Few attempted to settle permanently moving on to more hospitable areas. The island has seen its share of conflict, conquered, disregarded, considered to be of little interest, the populace sold into slavery, and the island raided by pirates during a turbulent history. The island’s fortunes didn’t change eminently until the 1960s with the introduction of mass tourism.
We decided to head to Corralejo, the largest area of dunes. The full stretch runs 10 kilometres along the coast, reaching as far as 203 kilometres inland, the area--know as Parque Natural de las Dunas de Corralejo--being a protected region.
The harbour is pleasant and there’s plenty of available shopping. Touts attempting to drag tourists into restaurants or to attend presentations were easily ignored (I suspect more easily and less aggressive than on some islands), but this was still too much of a typical tourist trap for us.

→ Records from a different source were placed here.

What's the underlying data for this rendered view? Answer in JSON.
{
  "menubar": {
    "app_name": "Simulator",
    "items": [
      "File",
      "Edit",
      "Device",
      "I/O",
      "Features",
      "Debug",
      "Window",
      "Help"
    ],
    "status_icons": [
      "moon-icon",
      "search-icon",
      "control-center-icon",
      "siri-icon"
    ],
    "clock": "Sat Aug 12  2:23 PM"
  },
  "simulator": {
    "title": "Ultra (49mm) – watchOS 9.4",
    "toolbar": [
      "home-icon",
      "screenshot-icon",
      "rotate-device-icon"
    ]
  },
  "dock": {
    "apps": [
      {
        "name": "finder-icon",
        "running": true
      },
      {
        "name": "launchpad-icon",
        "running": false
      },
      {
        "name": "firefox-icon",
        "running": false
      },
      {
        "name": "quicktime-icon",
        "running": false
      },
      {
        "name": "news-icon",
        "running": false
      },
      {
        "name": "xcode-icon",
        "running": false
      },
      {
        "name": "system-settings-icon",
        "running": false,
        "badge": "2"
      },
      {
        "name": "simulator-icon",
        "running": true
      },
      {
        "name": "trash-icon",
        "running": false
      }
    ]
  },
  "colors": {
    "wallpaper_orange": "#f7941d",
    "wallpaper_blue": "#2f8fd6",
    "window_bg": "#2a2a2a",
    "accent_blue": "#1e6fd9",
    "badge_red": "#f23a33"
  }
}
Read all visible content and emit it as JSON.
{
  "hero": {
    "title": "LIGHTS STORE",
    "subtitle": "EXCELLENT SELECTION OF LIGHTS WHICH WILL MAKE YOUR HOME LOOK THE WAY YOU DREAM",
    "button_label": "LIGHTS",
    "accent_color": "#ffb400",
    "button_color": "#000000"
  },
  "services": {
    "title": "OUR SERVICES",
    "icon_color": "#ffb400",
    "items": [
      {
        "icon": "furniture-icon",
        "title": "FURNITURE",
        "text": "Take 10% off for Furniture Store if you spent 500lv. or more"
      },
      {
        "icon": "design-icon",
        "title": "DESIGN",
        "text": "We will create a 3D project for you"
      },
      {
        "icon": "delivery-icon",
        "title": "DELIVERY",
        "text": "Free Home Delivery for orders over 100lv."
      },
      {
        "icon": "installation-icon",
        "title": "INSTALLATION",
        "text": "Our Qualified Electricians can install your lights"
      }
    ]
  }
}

The dunes are impressive and beautiful, but for people who don’t like to sunbathe, a walk and a few hours were good enough.